A good strategy is to break the literature into "conceptual categories" [themes] rather than systematically describing groups of materials one at a time.Note that conceptual categories generally reveal themselves after you have read most of the pertinent literature on your topic so adding new categories is an on-going process of discovery as you read more studies.
Finally, an effective proposal is judged on the quality of your writing and, therefore, it is important that your writing is coherent, clear, and compelling. This is where you explain the context of your proposal and describe in detail why it's important.
Trinity Western University; Writing Academic Proposals: Conferences, Articles, and Books. In general, a compelling research proposal should document your knowledge of the topic and demonstrate your enthusiasm for conducting the study.
The purpose here is to place your project within the larger whole of what is currently being explored, while demonstrating to your readers that your work is original and innovative.
Think about what questions other researchers have asked, what methods they have used, and what is your understanding of their findings and, where stated, their recommendations.
Note that this section is not an essay going over everything you have learned about the topic; instead, you must choose what is relevant to help explain the goals for your study.
Connected to the background and significance of your study is a section of your proposal devoted to a more deliberate review and synthesis of prior studies related to the research problem under investigation.Do not be afraid to challenge the conclusions of prior research.Assess what you believe is missing and state how previous research has failed to adequately examine the issue that your study addresses.For more information on writing literature reviews, GO HERE.Since a literature review is information dense, it is crucial that this section is intelligently structured to enable a reader to grasp the key arguments underpinning your study in relation to that of other researchers.Research proposals contain extensive literature reviews.
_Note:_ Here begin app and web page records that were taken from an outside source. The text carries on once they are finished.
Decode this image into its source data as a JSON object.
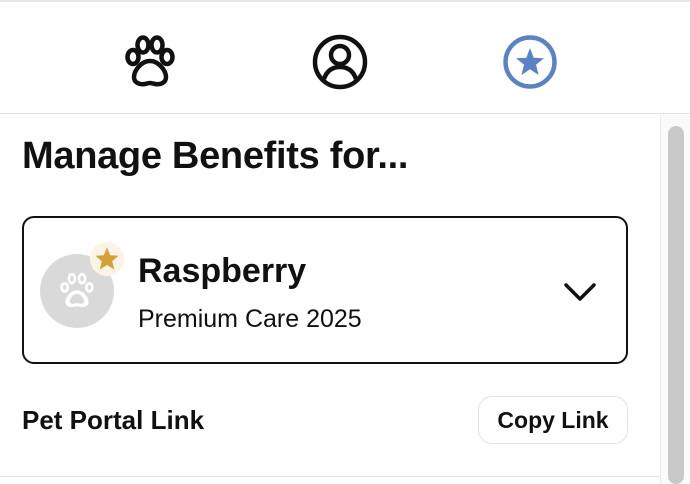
{
  "nav": {
    "items": [
      {
        "icon": "paw-icon",
        "label": "Pets",
        "active": false
      },
      {
        "icon": "account-icon",
        "label": "Account",
        "active": false
      },
      {
        "icon": "star-icon",
        "label": "Benefits",
        "active": true
      }
    ],
    "active_color": "#5b82c4",
    "inactive_color": "#111111"
  },
  "page": {
    "title": "Manage Benefits for..."
  },
  "pet": {
    "name": "Raspberry",
    "plan": "Premium Care 2025",
    "avatar_icon": "paw-icon",
    "badge_icon": "star-icon",
    "badge_color": "#d4a03a"
  },
  "portal": {
    "label": "Pet Portal Link",
    "copy_label": "Copy Link"
  }
}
They must provide persuasive evidence that a need exists for the proposed study. Information for Students: Writing a Research Proposal. Even if this is just a course assignment, treat your introduction as the initial pitch of an idea or a thorough examination of the significance of a research problem.In addition to providing a rationale, a proposal describes detailed methodology for conducting the research consistent with requirements of the professional or academic field and a statement on anticipated outcomes and/or benefits derived from the study's completion. After reading the introduction, your readers should not only have an understanding of what you want to do, but they should also be able to gain a sense of your passion for the topic and be excited about the study's possible outcomes.Note that such discussions may have either substantive [a potential new policy], theoretical [a potential new understanding], or methodological [a potential new way of analyzing] significance.When thinking about the potential implications of your study, ask the following questions:.This section should be only one or two paragraphs long, emphasizing why the research problem is worth investigating, why your research study is unique, and how it should advance existing knowledge. In either case, this section should testify to the fact that you did enough preparatory work to ensure the project will complement and not duplicate the efforts of other researchers.